Snorrastofa is the perfect place to stop in West Iceland to learn more about Snorri’s complicated and fascinating life as both an author and a politician. Peruse the museum, wander the grounds to see where Snorri once walked, take a look in the old church, and take some of Snorri’s work home with you from the Snorrastofa bookstore.
Snorrastofa, however, is more than just a museum about Snorri Sturluson. Concerts, lectures, readings, and more cultural events are regularly held there. Just recently, it hosted a literary conference about American author Henry David Thoreau, who had been a fan of Snorri’s Edda. The new church also hosts regular concerts and festivals. Check out the calendar of events to see if you can stop in and enjoy some of the best West Iceland has to offer.
About 7 km (4 m) from Snorrastofa sits the most powerful hot spring in Europe, Deildartunguhver. The spring pumps out 180 litres of water per second at a blistering 100° C (212° F), and it helps heat many homes in Western Iceland. In 2017, some of the water was redirected into a new geothermal spa called Krauma. With six baths, a steam room, relaxation rooms and a restaurant, Krauma shouldn’t be missed! It is open year-round and is situated right next to the Deildartunguhver hot spring.
The nearest big town to Reykholt is Borgarnes, which sits on the coast of Borgarfjörður. This picturesque town features some interesting museums, a family-friendly geothermal swimming pool, and cosy bakeries, bars and restaurants. Check out our guide for a day in Borgarnes.
Some of Iceland’s most breathtaking natural wonders surround Reykholt. A short drive east is Hraunfossar, a beautiful series of waterfalls spilling out from underneath the ground. The water flows from nearby glaciers. Langjökull is one of the most popular tourist destinations in the area because of its accessibility, ice caves, snowmobile tours, and other activities. Into the Glacier is one of the most popular tours that takes you inside Langjökull.
Near Deildartunguhver is Víðgelmir lava cave, which was created by a volcanic eruption over 1,000 years ago.
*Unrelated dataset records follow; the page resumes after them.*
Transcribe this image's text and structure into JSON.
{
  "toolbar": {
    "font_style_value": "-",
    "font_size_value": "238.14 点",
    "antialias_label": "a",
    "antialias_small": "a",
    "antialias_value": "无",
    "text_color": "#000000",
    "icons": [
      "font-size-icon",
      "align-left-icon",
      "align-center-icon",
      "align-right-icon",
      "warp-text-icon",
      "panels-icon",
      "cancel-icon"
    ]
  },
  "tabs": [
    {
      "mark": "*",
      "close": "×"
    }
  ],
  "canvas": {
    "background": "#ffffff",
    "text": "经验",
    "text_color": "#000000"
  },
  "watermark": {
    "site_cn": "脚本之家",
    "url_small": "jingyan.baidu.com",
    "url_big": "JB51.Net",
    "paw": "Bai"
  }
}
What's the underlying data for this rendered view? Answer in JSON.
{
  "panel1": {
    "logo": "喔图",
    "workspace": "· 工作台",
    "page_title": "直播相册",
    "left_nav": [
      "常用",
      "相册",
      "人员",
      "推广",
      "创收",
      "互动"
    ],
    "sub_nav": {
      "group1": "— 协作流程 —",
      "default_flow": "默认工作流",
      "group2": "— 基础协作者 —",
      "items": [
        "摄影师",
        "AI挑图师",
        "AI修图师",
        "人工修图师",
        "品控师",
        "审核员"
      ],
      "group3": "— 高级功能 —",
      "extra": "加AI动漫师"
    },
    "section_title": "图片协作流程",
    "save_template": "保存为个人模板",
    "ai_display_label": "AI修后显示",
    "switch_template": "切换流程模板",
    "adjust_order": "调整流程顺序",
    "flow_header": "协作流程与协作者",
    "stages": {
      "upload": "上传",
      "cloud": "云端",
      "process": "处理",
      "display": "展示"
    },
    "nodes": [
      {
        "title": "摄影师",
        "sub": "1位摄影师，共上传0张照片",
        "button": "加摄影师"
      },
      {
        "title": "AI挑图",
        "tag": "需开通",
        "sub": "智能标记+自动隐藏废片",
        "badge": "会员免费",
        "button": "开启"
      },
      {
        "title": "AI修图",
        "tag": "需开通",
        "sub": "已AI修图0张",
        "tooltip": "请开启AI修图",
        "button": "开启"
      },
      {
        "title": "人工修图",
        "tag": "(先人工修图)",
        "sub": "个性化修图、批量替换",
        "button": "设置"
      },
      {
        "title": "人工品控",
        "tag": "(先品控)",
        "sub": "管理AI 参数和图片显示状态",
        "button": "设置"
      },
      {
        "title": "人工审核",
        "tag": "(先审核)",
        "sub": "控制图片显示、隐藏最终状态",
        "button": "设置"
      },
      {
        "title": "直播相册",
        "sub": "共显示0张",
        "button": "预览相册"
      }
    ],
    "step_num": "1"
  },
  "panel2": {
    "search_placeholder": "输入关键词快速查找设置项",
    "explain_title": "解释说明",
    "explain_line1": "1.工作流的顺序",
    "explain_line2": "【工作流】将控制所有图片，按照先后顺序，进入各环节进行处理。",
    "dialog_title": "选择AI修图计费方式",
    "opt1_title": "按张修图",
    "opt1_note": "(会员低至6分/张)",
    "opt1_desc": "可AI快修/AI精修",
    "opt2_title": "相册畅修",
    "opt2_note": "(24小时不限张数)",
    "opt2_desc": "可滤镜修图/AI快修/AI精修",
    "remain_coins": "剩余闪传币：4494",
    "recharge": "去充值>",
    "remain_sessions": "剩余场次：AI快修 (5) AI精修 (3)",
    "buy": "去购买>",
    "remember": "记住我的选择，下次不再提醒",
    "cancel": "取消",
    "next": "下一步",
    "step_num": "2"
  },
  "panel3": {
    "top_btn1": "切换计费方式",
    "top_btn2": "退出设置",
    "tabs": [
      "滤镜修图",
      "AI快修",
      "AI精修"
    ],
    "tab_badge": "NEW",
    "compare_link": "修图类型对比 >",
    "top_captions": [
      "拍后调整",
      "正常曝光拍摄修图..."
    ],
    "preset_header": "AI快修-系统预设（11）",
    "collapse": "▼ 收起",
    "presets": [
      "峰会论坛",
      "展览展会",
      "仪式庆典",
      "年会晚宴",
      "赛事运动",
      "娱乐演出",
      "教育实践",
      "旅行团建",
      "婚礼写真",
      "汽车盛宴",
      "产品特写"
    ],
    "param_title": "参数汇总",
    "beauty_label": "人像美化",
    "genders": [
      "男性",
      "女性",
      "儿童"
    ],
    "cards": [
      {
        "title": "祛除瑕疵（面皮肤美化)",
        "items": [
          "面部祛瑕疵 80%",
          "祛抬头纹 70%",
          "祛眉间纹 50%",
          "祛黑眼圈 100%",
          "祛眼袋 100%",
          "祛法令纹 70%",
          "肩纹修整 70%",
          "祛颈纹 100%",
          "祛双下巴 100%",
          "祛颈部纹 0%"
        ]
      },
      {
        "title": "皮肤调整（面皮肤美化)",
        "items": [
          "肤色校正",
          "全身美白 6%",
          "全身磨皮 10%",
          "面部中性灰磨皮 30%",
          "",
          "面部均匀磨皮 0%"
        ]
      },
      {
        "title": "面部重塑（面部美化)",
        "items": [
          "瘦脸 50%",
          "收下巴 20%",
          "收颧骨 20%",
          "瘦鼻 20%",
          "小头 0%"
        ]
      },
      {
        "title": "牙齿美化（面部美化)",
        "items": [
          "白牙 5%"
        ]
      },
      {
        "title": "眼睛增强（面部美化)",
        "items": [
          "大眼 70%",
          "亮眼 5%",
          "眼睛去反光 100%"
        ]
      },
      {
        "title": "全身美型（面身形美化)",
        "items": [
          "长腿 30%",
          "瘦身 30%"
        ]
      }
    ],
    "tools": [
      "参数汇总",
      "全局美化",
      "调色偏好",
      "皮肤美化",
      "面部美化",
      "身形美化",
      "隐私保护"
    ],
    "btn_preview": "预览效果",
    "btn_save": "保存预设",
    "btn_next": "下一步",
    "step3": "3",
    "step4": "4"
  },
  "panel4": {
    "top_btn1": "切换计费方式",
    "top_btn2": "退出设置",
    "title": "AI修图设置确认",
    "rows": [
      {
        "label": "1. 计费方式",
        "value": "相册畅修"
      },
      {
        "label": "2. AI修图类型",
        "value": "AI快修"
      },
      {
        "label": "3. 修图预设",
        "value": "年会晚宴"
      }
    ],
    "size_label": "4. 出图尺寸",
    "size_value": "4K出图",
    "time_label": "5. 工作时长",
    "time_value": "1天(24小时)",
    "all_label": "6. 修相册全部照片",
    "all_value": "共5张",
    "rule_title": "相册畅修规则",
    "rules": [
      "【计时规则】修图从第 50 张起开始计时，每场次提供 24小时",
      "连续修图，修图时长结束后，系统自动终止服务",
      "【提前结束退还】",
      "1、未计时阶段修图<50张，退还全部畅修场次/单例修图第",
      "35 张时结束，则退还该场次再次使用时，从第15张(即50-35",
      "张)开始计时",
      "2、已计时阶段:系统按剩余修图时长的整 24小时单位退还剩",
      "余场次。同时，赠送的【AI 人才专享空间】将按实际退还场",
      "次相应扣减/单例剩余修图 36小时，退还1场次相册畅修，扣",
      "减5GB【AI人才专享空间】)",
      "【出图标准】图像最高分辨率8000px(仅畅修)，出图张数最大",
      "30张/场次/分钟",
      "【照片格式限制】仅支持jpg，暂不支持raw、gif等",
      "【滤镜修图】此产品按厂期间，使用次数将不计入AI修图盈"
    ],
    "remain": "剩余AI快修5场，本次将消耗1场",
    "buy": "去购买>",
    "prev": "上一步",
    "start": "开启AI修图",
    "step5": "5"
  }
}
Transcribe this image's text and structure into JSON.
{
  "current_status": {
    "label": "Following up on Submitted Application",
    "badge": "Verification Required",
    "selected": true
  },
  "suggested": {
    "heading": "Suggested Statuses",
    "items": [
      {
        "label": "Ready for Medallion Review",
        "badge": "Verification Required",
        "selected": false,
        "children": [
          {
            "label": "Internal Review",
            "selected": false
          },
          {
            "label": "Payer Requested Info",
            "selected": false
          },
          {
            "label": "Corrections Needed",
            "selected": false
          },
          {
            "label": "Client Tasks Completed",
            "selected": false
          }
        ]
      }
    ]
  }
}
Víðgelmir is one of many – and perhaps the most well-preserved – caves in the Hallmundarhraun lava field, which spans a large part of the surrounding area. Guided tours are offered most of the year, or you can make a visit as part of a larger tour package.